====== Information provided ======

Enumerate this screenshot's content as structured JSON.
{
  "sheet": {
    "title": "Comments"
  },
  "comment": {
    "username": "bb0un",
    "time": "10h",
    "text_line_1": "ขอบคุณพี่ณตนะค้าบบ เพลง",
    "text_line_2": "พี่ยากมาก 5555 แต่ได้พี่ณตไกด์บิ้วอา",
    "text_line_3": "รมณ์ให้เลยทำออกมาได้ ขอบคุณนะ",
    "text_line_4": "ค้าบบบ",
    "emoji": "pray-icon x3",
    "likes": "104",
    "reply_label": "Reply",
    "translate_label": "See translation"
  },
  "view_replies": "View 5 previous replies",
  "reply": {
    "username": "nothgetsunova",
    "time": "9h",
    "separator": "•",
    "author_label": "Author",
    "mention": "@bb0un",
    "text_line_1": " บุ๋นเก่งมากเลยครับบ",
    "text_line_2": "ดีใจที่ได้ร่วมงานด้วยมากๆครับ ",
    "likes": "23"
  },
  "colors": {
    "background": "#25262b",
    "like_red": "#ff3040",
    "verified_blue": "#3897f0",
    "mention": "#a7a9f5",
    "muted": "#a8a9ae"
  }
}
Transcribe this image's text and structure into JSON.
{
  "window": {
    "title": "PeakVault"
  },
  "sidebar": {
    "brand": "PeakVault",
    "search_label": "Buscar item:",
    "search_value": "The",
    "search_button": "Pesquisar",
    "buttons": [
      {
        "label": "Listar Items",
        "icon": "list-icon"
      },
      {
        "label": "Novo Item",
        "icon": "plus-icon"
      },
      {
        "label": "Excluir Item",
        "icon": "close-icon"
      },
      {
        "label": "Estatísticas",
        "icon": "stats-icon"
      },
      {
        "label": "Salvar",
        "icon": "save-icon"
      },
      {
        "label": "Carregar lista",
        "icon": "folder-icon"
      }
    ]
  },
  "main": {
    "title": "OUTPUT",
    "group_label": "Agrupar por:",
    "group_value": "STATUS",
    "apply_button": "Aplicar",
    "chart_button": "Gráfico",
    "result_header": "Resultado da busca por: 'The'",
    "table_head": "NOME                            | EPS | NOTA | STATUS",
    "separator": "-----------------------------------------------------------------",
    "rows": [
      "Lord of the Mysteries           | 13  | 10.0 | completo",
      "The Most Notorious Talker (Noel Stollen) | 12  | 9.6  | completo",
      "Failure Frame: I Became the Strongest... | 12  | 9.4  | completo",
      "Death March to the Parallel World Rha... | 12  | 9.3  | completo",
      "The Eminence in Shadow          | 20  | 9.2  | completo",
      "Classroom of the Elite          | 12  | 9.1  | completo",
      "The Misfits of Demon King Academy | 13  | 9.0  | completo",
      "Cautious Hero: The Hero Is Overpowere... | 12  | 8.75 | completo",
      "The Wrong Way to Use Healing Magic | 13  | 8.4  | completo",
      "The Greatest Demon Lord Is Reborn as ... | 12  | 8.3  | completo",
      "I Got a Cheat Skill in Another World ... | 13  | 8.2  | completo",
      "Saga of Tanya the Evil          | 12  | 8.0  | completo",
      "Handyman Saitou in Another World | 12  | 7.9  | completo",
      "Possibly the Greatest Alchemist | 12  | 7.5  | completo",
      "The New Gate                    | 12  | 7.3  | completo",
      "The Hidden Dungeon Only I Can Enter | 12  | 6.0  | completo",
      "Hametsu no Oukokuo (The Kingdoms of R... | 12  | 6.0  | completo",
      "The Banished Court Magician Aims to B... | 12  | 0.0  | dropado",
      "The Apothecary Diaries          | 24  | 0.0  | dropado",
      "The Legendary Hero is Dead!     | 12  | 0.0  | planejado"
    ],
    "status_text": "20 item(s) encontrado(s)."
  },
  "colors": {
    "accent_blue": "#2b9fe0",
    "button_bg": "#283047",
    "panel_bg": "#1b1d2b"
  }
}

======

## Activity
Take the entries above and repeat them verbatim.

## Problem solution
Enumerate this screenshot's content as structured JSON.
{
  "sheet": {
    "title": "Comments"
  },
  "comment": {
    "username": "bb0un",
    "time": "10h",
    "text_line_1": "ขอบคุณพี่ณตนะค้าบบ เพลง",
    "text_line_2": "พี่ยากมาก 5555 แต่ได้พี่ณตไกด์บิ้วอา",
    "text_line_3": "รมณ์ให้เลยทำออกมาได้ ขอบคุณนะ",
    "text_line_4": "ค้าบบบ",
    "emoji": "pray-icon x3",
    "likes": "104",
    "reply_label": "Reply",
    "translate_label": "See translation"
  },
  "view_replies": "View 5 previous replies",
  "reply": {
    "username": "nothgetsunova",
    "time": "9h",
    "separator": "•",
    "author_label": "Author",
    "mention": "@bb0un",
    "text_line_1": " บุ๋นเก่งมากเลยครับบ",
    "text_line_2": "ดีใจที่ได้ร่วมงานด้วยมากๆครับ ",
    "likes": "23"
  },
  "colors": {
    "background": "#25262b",
    "like_red": "#ff3040",
    "verified_blue": "#3897f0",
    "mention": "#a7a9f5",
    "muted": "#a8a9ae"
  }
}
Transcribe this image's text and structure into JSON.
{
  "window": {
    "title": "PeakVault"
  },
  "sidebar": {
    "brand": "PeakVault",
    "search_label": "Buscar item:",
    "search_value": "The",
    "search_button": "Pesquisar",
    "buttons": [
      {
        "label": "Listar Items",
        "icon": "list-icon"
      },
      {
        "label": "Novo Item",
        "icon": "plus-icon"
      },
      {
        "label": "Excluir Item",
        "icon": "close-icon"
      },
      {
        "label": "Estatísticas",
        "icon": "stats-icon"
      },
      {
        "label": "Salvar",
        "icon": "save-icon"
      },
      {
        "label": "Carregar lista",
        "icon": "folder-icon"
      }
    ]
  },
  "main": {
    "title": "OUTPUT",
    "group_label": "Agrupar por:",
    "group_value": "STATUS",
    "apply_button": "Aplicar",
    "chart_button": "Gráfico",
    "result_header": "Resultado da busca por: 'The'",
    "table_head": "NOME                            | EPS | NOTA | STATUS",
    "separator": "-----------------------------------------------------------------",
    "rows": [
      "Lord of the Mysteries           | 13  | 10.0 | completo",
      "The Most Notorious Talker (Noel Stollen) | 12  | 9.6  | completo",
      "Failure Frame: I Became the Strongest... | 12  | 9.4  | completo",
      "Death March to the Parallel World Rha... | 12  | 9.3  | completo",
      "The Eminence in Shadow          | 20  | 9.2  | completo",
      "Classroom of the Elite          | 12  | 9.1  | completo",
      "The Misfits of Demon King Academy | 13  | 9.0  | completo",
      "Cautious Hero: The Hero Is Overpowere... | 12  | 8.75 | completo",
      "The Wrong Way to Use Healing Magic | 13  | 8.4  | completo",
      "The Greatest Demon Lord Is Reborn as ... | 12  | 8.3  | completo",
      "I Got a Cheat Skill in Another World ... | 13  | 8.2  | completo",
      "Saga of Tanya the Evil          | 12  | 8.0  | completo",
      "Handyman Saitou in Another World | 12  | 7.9  | completo",
      "Possibly the Greatest Alchemist | 12  | 7.5  | completo",
      "The New Gate                    | 12  | 7.3  | completo",
      "The Hidden Dungeon Only I Can Enter | 12  | 6.0  | completo",
      "Hametsu no Oukokuo (The Kingdoms of R... | 12  | 6.0  | completo",
      "The Banished Court Magician Aims to B... | 12  | 0.0  | dropado",
      "The Apothecary Diaries          | 24  | 0.0  | dropado",
      "The Legendary Hero is Dead!     | 12  | 0.0  | planejado"
    ],
    "status_text": "20 item(s) encontrado(s)."
  },
  "colors": {
    "accent_blue": "#2b9fe0",
    "button_bg": "#283047",
    "panel_bg": "#1b1d2b"
  }
}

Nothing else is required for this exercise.